Task to complete
Your answer should consist of the lines in the listing that hold "JSON".

+++

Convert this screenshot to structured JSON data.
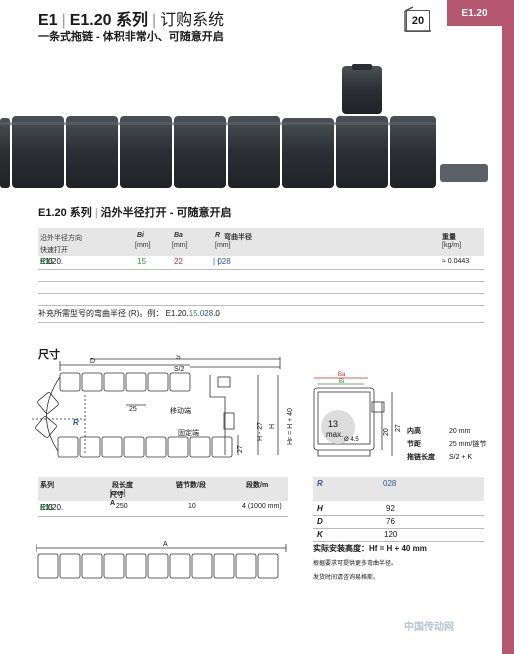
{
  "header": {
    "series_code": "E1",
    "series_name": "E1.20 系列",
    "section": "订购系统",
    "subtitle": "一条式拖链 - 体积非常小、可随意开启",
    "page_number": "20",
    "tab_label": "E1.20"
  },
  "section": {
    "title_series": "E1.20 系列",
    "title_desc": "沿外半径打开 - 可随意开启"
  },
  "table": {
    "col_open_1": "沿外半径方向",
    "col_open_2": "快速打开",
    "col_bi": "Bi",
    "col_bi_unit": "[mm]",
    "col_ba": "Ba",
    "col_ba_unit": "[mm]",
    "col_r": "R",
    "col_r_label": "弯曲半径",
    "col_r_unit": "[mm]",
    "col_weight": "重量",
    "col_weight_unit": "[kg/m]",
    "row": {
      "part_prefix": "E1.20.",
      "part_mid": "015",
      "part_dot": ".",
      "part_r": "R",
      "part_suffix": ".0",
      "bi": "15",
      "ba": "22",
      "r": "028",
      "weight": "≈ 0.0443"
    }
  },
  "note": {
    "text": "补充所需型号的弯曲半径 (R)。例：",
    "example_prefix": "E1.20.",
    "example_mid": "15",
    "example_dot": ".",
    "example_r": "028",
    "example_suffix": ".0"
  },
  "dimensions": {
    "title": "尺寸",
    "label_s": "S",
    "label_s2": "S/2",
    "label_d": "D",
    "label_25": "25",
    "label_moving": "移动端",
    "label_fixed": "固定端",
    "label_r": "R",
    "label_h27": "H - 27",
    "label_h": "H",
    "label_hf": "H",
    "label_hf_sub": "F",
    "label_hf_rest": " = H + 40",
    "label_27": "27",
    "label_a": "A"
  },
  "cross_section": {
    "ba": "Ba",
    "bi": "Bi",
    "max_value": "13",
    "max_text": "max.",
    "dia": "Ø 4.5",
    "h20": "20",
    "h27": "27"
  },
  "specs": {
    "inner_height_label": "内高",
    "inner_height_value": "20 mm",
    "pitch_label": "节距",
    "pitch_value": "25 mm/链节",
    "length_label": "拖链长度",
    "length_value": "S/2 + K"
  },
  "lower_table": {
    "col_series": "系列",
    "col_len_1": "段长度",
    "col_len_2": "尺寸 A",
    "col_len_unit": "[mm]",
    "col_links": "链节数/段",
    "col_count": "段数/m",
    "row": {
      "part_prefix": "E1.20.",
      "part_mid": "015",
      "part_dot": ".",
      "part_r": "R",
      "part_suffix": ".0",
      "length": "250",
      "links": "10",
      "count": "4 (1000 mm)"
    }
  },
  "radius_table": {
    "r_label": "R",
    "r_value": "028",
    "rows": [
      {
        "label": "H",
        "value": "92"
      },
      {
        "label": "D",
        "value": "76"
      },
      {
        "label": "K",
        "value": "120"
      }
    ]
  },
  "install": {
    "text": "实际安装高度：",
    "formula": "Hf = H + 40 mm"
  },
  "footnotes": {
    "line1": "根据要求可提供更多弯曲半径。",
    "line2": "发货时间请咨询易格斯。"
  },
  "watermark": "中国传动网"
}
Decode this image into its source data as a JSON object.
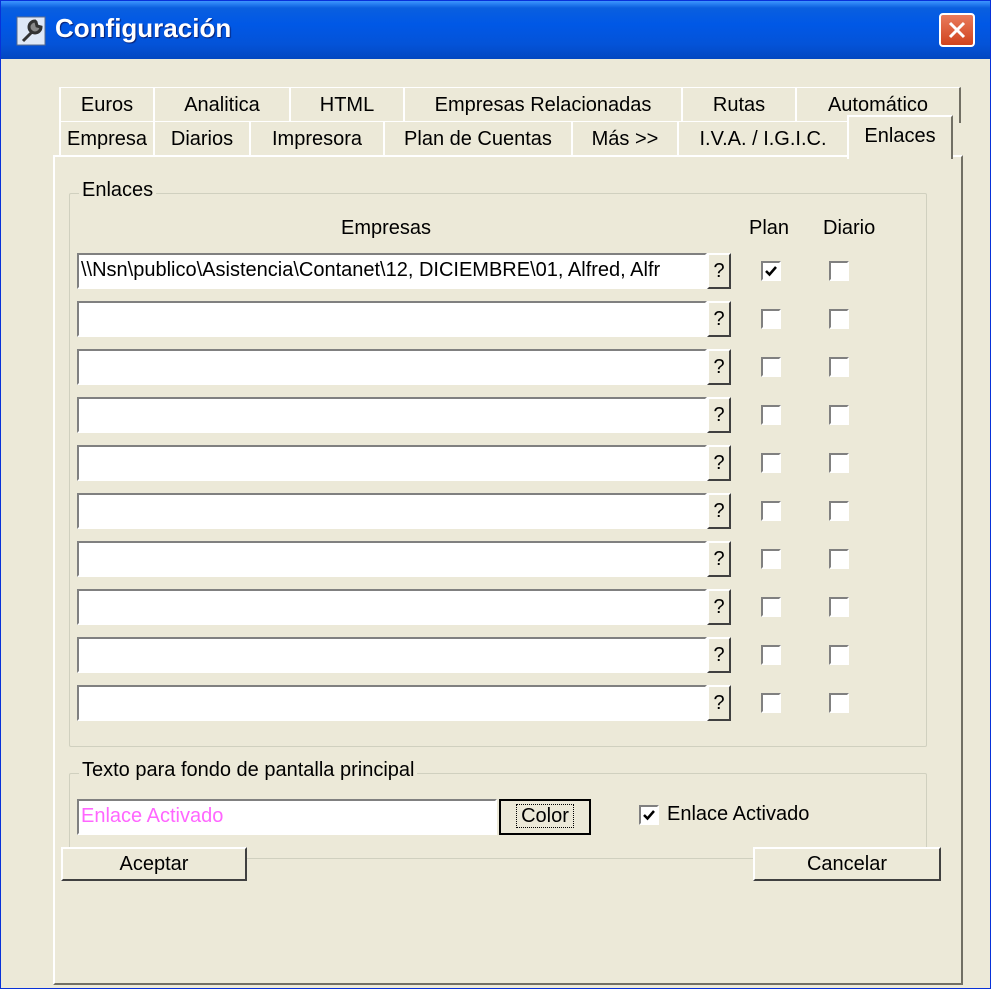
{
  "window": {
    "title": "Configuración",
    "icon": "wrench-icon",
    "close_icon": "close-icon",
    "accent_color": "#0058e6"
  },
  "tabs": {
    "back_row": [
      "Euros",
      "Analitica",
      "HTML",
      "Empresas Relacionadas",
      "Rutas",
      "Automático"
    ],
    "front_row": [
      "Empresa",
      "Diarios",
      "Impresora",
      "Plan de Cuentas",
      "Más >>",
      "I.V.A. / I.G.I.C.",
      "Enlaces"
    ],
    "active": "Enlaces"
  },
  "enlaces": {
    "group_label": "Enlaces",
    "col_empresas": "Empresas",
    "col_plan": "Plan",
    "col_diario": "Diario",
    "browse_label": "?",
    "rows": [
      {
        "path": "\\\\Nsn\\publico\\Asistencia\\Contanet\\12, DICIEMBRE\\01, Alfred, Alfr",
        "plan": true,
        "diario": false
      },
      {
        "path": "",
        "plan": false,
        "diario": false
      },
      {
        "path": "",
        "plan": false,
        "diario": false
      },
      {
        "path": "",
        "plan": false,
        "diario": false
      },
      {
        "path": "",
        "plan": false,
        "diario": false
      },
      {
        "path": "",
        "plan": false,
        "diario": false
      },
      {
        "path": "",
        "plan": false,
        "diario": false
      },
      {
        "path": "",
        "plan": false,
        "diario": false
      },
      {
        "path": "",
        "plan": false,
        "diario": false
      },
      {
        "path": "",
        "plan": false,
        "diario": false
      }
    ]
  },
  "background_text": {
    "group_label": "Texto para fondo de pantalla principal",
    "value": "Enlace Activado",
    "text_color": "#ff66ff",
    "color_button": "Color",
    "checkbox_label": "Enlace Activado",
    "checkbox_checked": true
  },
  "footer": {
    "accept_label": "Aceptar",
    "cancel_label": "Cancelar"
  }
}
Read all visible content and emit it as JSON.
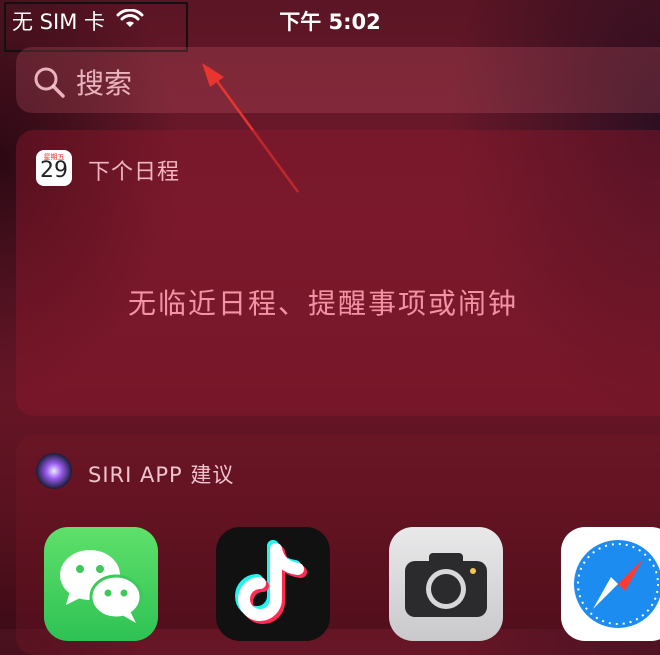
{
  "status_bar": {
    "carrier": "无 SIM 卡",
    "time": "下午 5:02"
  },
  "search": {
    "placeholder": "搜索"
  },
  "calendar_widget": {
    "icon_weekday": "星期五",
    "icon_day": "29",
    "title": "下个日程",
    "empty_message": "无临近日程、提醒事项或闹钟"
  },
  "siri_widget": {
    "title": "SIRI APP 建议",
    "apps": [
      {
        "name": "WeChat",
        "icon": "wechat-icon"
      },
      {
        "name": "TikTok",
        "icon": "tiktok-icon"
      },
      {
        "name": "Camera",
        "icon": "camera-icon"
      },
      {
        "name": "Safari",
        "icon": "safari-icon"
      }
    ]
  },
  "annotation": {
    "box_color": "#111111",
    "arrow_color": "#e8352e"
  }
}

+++

Response below
Convert this screenshot to structured JSON data.
Decode this image into its source data as a JSON object.
Read all visible content and emit it as JSON.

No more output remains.